### Task objective
In the lines below, count those containing the word "this" and give the number alone.
**** Records to use
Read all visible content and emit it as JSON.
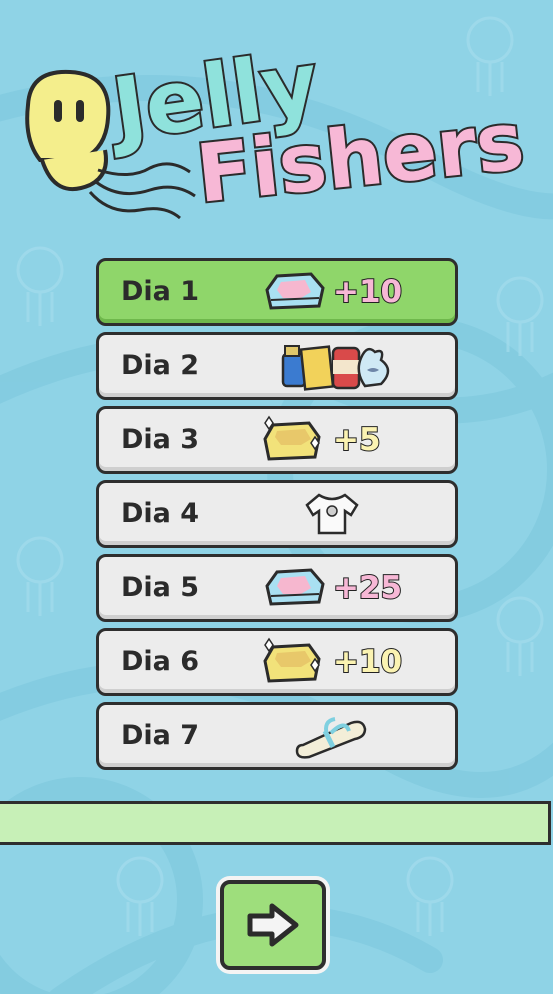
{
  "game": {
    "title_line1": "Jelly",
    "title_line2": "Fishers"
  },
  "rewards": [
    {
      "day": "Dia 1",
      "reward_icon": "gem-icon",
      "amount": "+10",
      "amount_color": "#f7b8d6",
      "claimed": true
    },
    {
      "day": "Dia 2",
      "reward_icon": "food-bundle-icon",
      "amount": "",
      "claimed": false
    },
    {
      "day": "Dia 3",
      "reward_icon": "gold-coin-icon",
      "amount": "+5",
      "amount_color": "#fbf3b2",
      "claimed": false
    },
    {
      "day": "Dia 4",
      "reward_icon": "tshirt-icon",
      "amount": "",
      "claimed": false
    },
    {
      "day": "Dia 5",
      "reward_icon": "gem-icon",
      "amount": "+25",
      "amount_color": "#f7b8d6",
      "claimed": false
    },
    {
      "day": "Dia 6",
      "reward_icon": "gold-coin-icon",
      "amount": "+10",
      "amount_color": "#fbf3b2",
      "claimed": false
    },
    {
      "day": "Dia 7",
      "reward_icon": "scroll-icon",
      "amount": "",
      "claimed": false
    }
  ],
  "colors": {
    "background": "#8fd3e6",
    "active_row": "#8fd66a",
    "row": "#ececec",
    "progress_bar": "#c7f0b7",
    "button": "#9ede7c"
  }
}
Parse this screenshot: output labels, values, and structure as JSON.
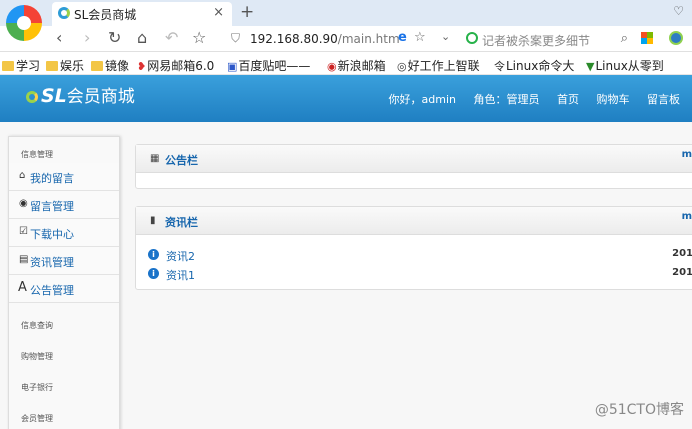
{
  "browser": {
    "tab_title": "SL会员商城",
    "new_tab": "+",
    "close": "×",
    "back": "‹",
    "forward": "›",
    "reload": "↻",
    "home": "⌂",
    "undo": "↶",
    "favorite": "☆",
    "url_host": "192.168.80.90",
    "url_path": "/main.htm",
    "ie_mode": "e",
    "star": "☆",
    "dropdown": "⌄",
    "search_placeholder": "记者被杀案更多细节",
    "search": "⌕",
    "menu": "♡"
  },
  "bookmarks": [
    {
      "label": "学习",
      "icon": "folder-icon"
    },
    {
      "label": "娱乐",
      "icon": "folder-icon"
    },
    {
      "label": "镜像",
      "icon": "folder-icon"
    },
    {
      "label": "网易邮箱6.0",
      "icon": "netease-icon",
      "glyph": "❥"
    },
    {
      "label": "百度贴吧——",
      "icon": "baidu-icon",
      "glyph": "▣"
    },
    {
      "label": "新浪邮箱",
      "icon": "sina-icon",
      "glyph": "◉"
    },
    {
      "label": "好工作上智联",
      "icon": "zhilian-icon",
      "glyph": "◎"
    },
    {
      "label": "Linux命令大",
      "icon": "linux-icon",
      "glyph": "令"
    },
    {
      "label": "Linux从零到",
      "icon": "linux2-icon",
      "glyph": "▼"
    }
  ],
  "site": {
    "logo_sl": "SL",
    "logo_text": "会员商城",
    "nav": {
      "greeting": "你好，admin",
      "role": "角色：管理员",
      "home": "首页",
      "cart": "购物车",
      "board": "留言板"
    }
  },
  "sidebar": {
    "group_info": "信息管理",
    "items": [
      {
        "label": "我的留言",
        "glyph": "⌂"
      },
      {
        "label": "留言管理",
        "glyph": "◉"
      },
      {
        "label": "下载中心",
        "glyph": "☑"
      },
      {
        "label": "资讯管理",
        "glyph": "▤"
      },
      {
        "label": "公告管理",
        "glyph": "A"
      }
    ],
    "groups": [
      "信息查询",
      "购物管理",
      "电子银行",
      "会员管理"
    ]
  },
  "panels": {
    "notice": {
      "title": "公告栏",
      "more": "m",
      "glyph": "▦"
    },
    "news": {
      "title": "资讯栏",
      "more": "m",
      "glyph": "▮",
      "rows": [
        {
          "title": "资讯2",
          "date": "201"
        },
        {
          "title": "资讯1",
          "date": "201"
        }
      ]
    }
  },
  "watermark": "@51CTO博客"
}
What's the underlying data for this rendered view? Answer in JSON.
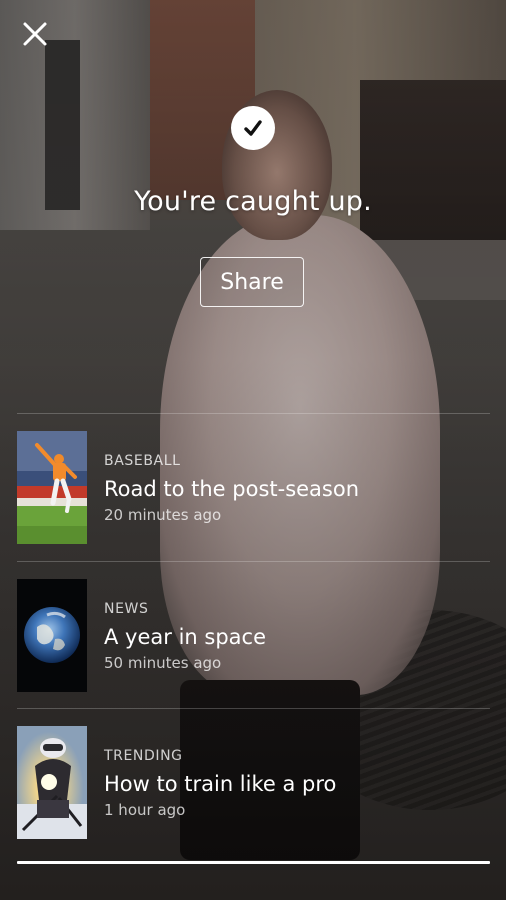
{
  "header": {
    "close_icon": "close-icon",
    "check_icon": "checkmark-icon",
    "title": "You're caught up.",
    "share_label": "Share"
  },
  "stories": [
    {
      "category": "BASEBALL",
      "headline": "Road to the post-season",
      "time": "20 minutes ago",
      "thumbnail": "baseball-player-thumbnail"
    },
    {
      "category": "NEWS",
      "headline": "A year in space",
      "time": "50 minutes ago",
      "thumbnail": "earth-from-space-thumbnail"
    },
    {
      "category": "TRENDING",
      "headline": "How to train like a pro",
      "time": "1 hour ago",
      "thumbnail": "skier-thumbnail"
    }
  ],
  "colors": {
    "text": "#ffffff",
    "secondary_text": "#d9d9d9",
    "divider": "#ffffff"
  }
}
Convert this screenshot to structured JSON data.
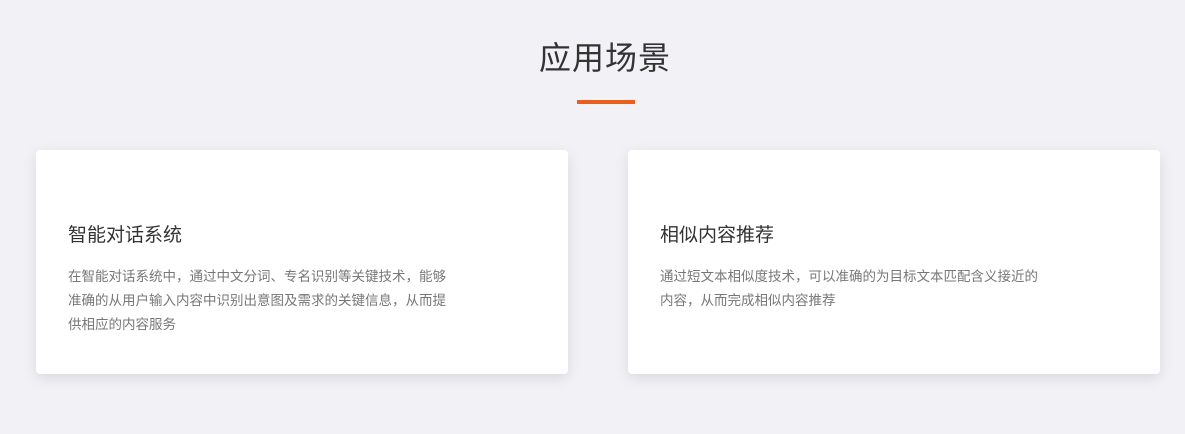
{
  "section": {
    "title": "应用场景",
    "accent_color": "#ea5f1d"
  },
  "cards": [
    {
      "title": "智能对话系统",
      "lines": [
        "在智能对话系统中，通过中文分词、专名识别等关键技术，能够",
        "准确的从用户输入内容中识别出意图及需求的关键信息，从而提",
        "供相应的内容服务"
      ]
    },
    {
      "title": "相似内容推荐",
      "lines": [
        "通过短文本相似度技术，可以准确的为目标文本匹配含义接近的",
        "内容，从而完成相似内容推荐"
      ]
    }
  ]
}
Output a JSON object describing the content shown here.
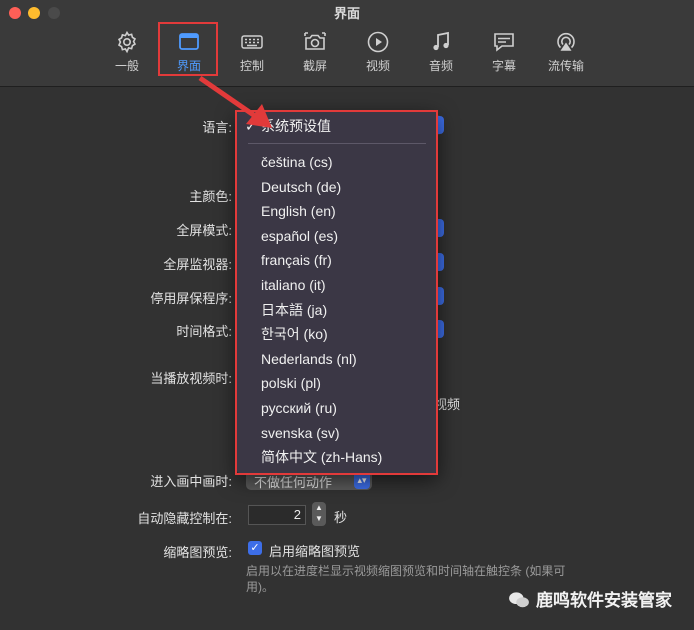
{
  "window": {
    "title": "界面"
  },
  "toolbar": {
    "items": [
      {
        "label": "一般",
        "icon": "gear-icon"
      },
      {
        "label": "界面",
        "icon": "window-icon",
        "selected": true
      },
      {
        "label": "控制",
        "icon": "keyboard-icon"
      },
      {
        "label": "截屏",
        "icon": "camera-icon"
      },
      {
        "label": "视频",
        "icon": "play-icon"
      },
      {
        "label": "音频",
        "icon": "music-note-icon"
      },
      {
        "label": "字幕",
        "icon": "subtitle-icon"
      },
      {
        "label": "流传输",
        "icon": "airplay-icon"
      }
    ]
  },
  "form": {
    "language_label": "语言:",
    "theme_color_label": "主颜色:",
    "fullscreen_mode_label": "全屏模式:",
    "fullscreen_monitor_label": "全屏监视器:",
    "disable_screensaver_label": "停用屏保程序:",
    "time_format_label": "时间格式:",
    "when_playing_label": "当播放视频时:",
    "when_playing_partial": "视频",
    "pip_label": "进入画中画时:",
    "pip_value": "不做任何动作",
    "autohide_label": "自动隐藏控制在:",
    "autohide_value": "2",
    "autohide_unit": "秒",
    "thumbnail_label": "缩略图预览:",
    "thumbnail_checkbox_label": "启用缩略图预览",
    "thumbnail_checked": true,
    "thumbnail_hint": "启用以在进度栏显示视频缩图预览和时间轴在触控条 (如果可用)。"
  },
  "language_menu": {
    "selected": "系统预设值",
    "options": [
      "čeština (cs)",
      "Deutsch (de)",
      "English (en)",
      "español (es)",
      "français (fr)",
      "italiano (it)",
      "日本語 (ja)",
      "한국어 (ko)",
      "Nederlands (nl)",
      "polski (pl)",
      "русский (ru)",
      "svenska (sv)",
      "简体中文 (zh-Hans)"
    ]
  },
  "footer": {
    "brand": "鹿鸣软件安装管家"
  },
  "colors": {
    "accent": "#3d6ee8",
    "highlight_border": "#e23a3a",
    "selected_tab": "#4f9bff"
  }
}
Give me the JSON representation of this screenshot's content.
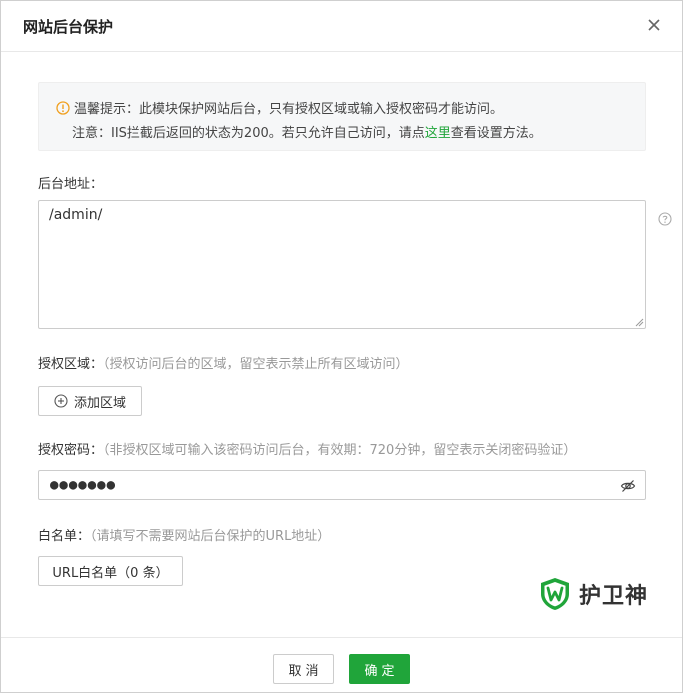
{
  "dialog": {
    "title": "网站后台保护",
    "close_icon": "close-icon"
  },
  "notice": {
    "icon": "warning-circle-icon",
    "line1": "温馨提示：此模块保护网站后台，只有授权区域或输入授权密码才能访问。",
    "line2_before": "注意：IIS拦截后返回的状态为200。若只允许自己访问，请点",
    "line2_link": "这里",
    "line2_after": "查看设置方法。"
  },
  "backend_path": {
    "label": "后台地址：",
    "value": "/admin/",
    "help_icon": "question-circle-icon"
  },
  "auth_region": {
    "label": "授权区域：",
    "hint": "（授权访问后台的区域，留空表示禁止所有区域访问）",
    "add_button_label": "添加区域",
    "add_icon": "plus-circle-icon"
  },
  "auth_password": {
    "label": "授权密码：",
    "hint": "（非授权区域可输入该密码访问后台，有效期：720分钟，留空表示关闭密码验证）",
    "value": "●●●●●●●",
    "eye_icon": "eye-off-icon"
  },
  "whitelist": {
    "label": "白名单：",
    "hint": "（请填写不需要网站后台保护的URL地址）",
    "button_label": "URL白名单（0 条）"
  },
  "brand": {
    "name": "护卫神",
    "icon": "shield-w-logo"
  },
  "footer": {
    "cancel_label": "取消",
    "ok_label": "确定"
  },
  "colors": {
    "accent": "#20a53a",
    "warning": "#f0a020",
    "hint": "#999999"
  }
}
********
### Response below
4